paperDetails: Mixed media art journal (also available in watercolor paper).
Paper: 90-lb text stock (190 gsm), Strathmore 500 series paper. Acid-free, 100 percent cotton.
Page size: 5.5 inches x 8.5 inches. (14 x 21.6 cm)
Number of pages: 64, on 32 sheets.

Price: Shop around for a good price, I’ve seen them vary from $10.00 to almost $30.00. When I couldn’t find them in any local stores, I went online and bought mine for about $10.00 plus shipping.
What I like: The pages of the Strathmore journal are bound with Smyth-sewn binding.  This binding (also called section-sewn) is durable and a sign of quality. Library books, which take a beating in use, are Smyth-sewn so they can be opened flat. The pages are sewn in signatures and the signatures into the binding, with thread, instead of trimmed and glued, as in most paperbacks.

The pages are sturdy, a slightly cream off-white, and unlined. Ready for a wide variety of work.

MoonThe cover is a leather-like substance that doesn’t scuff or mar easily. The pages for the mixed-media journal are heavy enough to take light watercolor washes, acrylic paint, pen, and Pitt markers. Alcohol markers, like Copic, will bleed through. Heavy watercolor work will cause the paper to wrinkle a bit. The area around the moon in the photo above, which I re-worked several times, is a bit wrinkled on the back. No problem. Let it dry, iron it down and the page is fine again. Strathmore makes good paper.

You can’t scrub them hard, but you can do most water media (particularly acrylic) with no problem and the pages stay flat. Big plus over some others I’ve tried.

The books are fairly thin. I don’t like 300-page journals because they are hard to manage, hard to work in, and hard to carry. The slimmer, 64-page (32 sheet) Strathmore journal is slim and portable.

FeathersWhat I don’t like: I was surprised that my Nano-Liner marker bled through a page. (You can just see it on the left side of the page, paler in this shot than in real life.) It is a 0.5, and puts down a heavy line of ink, but I was still surprised to see a slight bleed through.

The journal doesn’t have an elastic to keep it closed, which would be useful. I recycled the gold elastic band from a box of Godiva chocolates, and it works fine, although I have to remember to pick it up when I’m ready to close the journal. Not a problem at home, but in the park or at a coffee shop, I’m more likely to tuck the bag in my purse and leave, forgetting the gold elastic. I’ve had a crow steal the bright gold band right off the table, but that’s not the journal’s fault, it’s just made for a really odd look on my face.

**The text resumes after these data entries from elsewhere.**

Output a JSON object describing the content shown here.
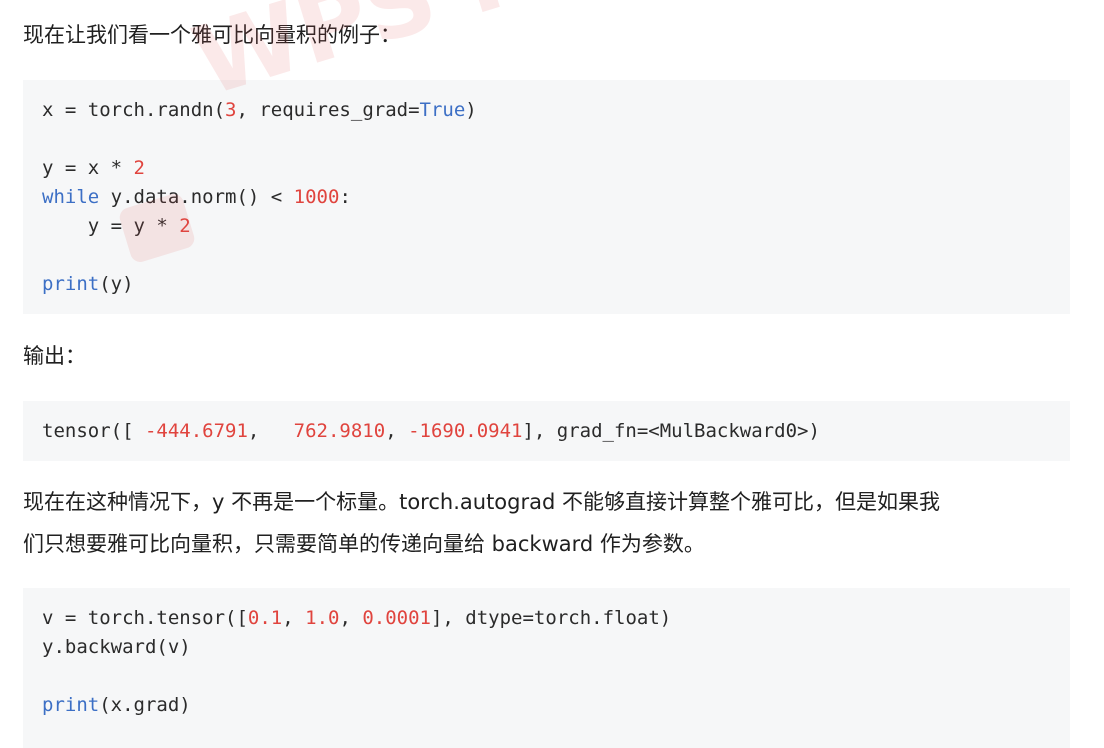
{
  "intro": "现在让我们看一个雅可比向量积的例子：",
  "code1": [
    [
      {
        "t": "x = torch.randn("
      },
      {
        "t": "3",
        "c": "num"
      },
      {
        "t": ", requires_grad="
      },
      {
        "t": "True",
        "c": "kw"
      },
      {
        "t": ")"
      }
    ],
    [],
    [
      {
        "t": "y = x * "
      },
      {
        "t": "2",
        "c": "num"
      }
    ],
    [
      {
        "t": "while",
        "c": "kw"
      },
      {
        "t": " y.data.norm() < "
      },
      {
        "t": "1000",
        "c": "num"
      },
      {
        "t": ":"
      }
    ],
    [
      {
        "t": "    y = y * "
      },
      {
        "t": "2",
        "c": "num"
      }
    ],
    [],
    [
      {
        "t": "print",
        "c": "kw"
      },
      {
        "t": "(y)"
      }
    ]
  ],
  "output_label": "输出：",
  "code2": [
    [
      {
        "t": "tensor([ "
      },
      {
        "t": "-444.6791",
        "c": "num"
      },
      {
        "t": ",   "
      },
      {
        "t": "762.9810",
        "c": "num"
      },
      {
        "t": ", "
      },
      {
        "t": "-1690.0941",
        "c": "num"
      },
      {
        "t": "], grad_fn=<MulBackward0>)"
      }
    ]
  ],
  "explanation_line1": "现在在这种情况下，y 不再是一个标量。torch.autograd 不能够直接计算整个雅可比，但是如果我",
  "explanation_line2": "们只想要雅可比向量积，只需要简单的传递向量给 backward 作为参数。",
  "code3": [
    [
      {
        "t": "v = torch.tensor(["
      },
      {
        "t": "0.1",
        "c": "num"
      },
      {
        "t": ", "
      },
      {
        "t": "1.0",
        "c": "num"
      },
      {
        "t": ", "
      },
      {
        "t": "0.0001",
        "c": "num"
      },
      {
        "t": "], dtype=torch.float)"
      }
    ],
    [
      {
        "t": "y.backward(v)"
      }
    ],
    [],
    [
      {
        "t": "print",
        "c": "kw"
      },
      {
        "t": "(x.grad)"
      }
    ]
  ],
  "watermark": "WPS PDF编辑",
  "colors": {
    "number": "#e0443e",
    "keyword": "#3c6fc5",
    "code_bg": "#f6f7f8"
  }
}
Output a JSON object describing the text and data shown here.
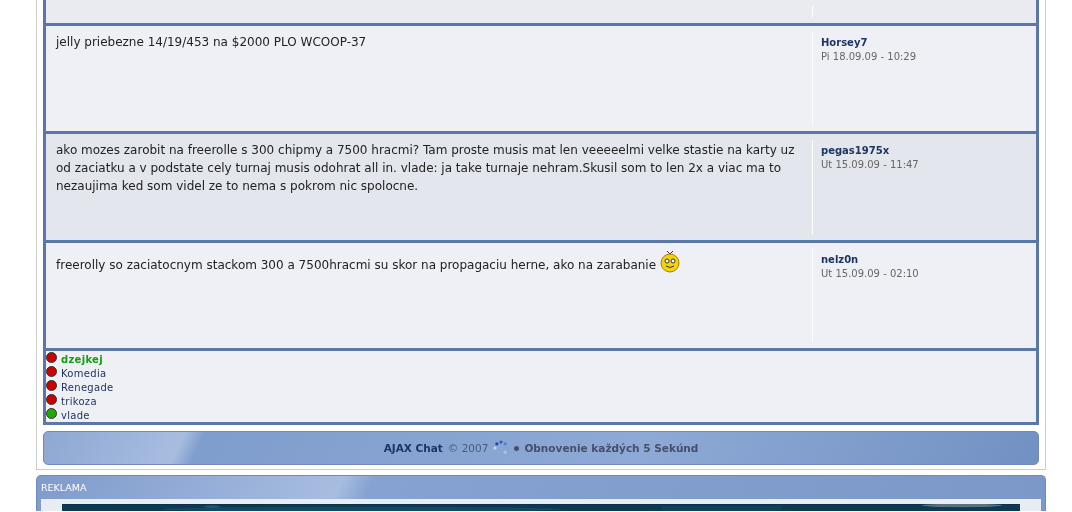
{
  "messages": [
    {
      "has_smiley": false
    },
    {
      "text": "jelly priebezne 14/19/453 na $2000 PLO WCOOP-37",
      "author": "Horsey7",
      "time": "Pi 18.09.09 - 10:29",
      "has_smiley": false
    },
    {
      "text": "ako mozes zarobit na freerolle s 300 chipmy a 7500 hracmi? Tam proste musis mat len veeeeelmi velke stastie na karty uz od zaciatku a v podstate cely turnaj musis odohrat all in. vlade: ja take turnaje nehram.Skusil som to len 2x a viac ma to nezaujima ked som videl ze to nema s pokrom nic spolocne.",
      "author": "pegas1975x",
      "time": "Ut 15.09.09 - 11:47",
      "has_smiley": false
    },
    {
      "text": "freerolly so zaciatocnym stackom 300 a 7500hracmi su skor na propagaciu herne, ako na zarabanie",
      "author": "nelz0n",
      "time": "Ut 15.09.09 - 02:10",
      "has_smiley": true
    }
  ],
  "users": [
    {
      "name": "dzejkej",
      "color": "#cc0000",
      "highlighted": true
    },
    {
      "name": "Komedia",
      "color": "#cc0000",
      "highlighted": false
    },
    {
      "name": "Renegade",
      "color": "#cc0000",
      "highlighted": false
    },
    {
      "name": "trikoza",
      "color": "#cc0000",
      "highlighted": false
    },
    {
      "name": "vlade",
      "color": "#22aa00",
      "highlighted": false
    }
  ],
  "footer": {
    "product": "AJAX Chat",
    "copyright": "© 2007",
    "refresh": "Obnovenie každých 5 Sekúnd"
  },
  "ad_panel": {
    "title": "REKLAMA",
    "kind": "picture"
  }
}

There’s a lot to like with this journal. I’m also going to try their hardback watercolor journal (Series 400 recycled paper) and I’m a huge fan of their watercolor ready-cut paper. But I can see myself becoming a fan of these as a go-to journal.

Giveaway: Leave a comment if you would like to be entered in the drawing for the journal. I’ll spring for overseas shipping on this one, so anyone can enter. The winner will be chosen on Wednesday, 19 December. Closing for comments is 6 p.m. on Wednesday, Phoenix time. The name will be posted at the top of this post.

Here’s how I do the drawing: I divide the total number of comments by 6. I bring out the dice, and roll one to find the section with the winner (1 through 6). I repeat this action till one person wins. It’s more fun than the random number generator.

Disclosure: I purchased the journal, they were not donated. I am not being paid for or compensated in any way for this post.